A longer lifespan is a wonderful blessing for many, but for others a longer lifespan doesn’t always translate into an enjoyable quality of life. Lengthy chronic illnesses lead to exponentially increased healthcare costs. This requires advanced planning.
It rarely comes the way that you expect it. One second your parents are planning their next trip in the RV, and then you mom breaks her hip in a serious fall and your dad is diagnosed with congestive heart failure.
How the devil did this happen? This is the basic question asked by Chicago Now in its article, “Getting Old Sucks: Why To Start Estate Planning With Your Parents.” As the article puts it: “you are officially on the rollercoaster ride to elder hell.”
Fortunately, there are things you can do on this bumpy ride to make it easier on you and your parents. While it’s uncomfortable at first discussing the topic of death with your parents, it’s necessary and important.
Talk to them about estate planning and make sure that they have wills, durable healthcare and financial powers of attorney (POA). If your parents don’t have these documents, you should make an appointment with a qualified estate-planning attorney and get this completed as soon as possible.
For example, what if your father has a debilitating stroke, doesn’t regain consciousness, and needs 24/7 medical support indefinitely? Without a health care directive, the hospital will keep him alive, even in a vegetative state, until he passes naturally.

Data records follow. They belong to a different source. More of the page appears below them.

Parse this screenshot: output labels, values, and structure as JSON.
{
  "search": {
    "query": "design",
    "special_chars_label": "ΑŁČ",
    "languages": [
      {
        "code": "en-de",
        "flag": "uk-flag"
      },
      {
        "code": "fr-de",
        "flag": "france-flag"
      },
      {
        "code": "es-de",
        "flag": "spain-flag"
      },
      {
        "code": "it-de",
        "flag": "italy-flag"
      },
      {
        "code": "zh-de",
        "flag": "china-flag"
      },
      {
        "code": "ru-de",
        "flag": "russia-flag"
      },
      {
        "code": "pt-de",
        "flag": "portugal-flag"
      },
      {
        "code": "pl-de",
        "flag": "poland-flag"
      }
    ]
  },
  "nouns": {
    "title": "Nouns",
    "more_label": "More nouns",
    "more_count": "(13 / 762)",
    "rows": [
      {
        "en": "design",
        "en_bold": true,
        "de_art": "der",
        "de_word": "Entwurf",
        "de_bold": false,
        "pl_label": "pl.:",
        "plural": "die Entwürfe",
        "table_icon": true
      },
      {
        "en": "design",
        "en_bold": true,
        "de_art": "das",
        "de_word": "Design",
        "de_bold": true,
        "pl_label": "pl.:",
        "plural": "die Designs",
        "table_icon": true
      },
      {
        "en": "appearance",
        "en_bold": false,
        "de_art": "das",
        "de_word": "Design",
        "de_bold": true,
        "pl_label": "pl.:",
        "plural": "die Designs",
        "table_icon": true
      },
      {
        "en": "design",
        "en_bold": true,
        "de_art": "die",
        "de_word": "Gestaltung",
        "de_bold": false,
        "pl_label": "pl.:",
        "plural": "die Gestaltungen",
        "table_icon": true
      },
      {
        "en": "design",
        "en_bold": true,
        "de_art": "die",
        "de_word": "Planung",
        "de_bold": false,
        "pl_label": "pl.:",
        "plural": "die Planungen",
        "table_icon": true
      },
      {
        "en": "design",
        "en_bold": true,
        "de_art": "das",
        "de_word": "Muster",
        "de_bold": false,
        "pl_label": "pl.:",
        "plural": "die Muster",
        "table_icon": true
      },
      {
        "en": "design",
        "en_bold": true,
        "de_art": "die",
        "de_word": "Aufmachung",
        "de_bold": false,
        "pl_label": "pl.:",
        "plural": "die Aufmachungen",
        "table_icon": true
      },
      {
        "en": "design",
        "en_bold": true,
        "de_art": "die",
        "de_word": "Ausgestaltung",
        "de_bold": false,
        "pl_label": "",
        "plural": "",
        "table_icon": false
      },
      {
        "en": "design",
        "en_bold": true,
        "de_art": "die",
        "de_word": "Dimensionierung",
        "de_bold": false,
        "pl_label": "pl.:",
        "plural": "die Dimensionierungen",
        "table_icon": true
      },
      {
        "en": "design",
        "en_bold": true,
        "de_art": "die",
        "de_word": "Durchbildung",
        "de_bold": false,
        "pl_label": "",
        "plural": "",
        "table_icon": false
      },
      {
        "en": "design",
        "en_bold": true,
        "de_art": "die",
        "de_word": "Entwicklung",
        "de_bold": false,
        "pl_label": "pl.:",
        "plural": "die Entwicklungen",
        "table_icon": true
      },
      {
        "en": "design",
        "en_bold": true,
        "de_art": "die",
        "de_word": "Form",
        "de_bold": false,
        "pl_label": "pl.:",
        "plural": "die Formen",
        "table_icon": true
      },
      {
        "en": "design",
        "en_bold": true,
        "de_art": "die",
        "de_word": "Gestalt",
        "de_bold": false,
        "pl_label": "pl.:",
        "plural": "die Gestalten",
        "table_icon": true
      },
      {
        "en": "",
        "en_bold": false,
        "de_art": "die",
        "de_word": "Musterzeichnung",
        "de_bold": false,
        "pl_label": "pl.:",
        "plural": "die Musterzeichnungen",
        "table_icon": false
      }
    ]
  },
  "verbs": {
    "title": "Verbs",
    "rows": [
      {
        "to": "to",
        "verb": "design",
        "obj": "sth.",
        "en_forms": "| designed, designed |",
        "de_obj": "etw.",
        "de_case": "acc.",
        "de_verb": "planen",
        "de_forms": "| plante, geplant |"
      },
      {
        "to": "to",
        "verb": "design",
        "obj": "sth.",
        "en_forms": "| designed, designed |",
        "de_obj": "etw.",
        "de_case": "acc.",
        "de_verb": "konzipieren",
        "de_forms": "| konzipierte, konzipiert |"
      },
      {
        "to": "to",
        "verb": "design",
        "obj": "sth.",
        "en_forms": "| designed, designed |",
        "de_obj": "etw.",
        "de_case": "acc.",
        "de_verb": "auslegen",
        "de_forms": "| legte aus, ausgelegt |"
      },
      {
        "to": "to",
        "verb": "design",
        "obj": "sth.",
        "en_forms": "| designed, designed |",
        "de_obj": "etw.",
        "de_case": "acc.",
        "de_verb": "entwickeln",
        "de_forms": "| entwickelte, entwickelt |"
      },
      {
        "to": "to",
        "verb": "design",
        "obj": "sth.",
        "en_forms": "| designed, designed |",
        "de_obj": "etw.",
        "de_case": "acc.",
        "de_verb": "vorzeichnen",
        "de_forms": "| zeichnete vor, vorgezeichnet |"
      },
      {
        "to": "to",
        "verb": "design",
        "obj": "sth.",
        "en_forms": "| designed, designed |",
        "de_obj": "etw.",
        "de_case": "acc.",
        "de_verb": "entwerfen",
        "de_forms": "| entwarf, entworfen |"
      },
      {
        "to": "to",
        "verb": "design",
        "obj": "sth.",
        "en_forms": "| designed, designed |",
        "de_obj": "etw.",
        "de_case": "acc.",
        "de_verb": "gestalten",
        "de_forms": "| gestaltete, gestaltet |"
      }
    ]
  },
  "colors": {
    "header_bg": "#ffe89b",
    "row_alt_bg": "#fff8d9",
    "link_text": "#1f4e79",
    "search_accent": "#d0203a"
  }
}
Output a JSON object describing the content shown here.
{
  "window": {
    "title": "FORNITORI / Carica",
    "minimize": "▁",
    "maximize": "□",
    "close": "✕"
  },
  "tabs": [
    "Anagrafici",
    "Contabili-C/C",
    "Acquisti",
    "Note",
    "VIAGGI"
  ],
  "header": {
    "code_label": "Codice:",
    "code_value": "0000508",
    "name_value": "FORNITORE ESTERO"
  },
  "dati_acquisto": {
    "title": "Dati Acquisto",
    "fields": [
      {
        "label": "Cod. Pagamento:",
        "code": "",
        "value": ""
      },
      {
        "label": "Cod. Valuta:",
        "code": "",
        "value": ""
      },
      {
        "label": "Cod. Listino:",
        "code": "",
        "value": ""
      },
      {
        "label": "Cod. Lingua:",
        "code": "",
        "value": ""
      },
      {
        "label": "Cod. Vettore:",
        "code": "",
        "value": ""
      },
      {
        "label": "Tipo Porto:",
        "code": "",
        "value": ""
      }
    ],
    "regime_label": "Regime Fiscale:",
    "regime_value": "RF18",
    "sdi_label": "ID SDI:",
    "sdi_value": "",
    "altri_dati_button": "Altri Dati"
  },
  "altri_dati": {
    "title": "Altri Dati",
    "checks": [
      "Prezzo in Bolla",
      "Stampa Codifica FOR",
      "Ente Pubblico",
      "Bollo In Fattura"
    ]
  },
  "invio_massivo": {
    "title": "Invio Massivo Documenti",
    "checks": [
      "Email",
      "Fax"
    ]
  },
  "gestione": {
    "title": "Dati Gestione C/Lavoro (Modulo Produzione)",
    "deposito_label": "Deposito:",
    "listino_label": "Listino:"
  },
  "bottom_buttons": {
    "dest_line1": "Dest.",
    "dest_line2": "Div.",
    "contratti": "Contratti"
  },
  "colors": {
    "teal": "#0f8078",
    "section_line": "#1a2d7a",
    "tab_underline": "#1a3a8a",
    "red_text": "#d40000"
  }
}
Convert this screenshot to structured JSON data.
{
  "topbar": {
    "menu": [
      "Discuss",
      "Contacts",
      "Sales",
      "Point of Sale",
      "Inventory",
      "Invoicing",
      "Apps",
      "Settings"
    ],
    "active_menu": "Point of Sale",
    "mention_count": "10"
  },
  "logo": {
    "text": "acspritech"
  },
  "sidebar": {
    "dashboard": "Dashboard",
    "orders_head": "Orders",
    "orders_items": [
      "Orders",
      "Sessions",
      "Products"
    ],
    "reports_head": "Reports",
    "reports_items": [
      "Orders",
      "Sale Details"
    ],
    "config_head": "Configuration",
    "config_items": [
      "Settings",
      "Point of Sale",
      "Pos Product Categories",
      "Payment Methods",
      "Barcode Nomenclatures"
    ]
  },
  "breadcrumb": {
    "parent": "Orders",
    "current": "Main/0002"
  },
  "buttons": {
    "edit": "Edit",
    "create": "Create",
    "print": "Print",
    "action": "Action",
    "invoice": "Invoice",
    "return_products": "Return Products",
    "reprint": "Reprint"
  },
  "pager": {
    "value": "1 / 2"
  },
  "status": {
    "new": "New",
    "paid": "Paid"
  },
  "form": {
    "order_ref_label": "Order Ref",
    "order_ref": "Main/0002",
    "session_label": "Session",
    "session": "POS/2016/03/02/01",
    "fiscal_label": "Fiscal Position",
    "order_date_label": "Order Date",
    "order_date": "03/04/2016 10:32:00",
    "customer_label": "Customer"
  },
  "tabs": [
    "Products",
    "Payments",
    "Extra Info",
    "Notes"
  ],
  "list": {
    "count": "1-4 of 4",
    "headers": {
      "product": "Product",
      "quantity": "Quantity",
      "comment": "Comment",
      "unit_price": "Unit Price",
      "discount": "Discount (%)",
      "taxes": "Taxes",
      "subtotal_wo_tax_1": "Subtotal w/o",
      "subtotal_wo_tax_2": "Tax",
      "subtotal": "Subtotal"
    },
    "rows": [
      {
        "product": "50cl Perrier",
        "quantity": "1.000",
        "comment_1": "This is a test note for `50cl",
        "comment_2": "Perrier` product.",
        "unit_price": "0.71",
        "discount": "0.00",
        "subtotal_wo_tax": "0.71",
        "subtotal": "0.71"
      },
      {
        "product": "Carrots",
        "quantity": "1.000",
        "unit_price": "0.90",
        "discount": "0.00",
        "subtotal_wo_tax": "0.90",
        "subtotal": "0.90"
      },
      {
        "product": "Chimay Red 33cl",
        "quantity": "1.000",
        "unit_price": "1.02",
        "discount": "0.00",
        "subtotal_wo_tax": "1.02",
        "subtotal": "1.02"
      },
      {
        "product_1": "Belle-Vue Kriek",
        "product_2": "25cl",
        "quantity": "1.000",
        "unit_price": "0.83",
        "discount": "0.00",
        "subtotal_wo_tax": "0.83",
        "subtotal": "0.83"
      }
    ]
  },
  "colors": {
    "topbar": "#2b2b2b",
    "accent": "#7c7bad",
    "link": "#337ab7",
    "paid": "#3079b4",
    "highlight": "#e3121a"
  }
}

You’ll be unable to have him removed from life support, unless you can show the physician and hospital administrators his legally valid health care directive and his medical POA that details his wishes. Without these estate planning documents, you and your mother will have limited control on how he should be treated.
From a financial standpoint, it is important to remember that the hospitals will continue to bill you even when your father is on life support and technically brain dead. After 100 days of Medicare coverage, your mom will be fully responsible for these care and treatment expenses, if there’s no supplemental insurance.
Your best and only defense: start talking with your parents about how they want to live, age and what kind of end-of-care life they want. Don’t hope that it resolves itself. This usually leads to emotional, legal and financial disaster.
Once you have your parent’s estate plan in place, start on your own. Estate planning is necessary at every stage of life.
Reference: Chicago Now (March 7, 2017) “Getting Old Sucks: Why To Start Estate Planning With Your Parents”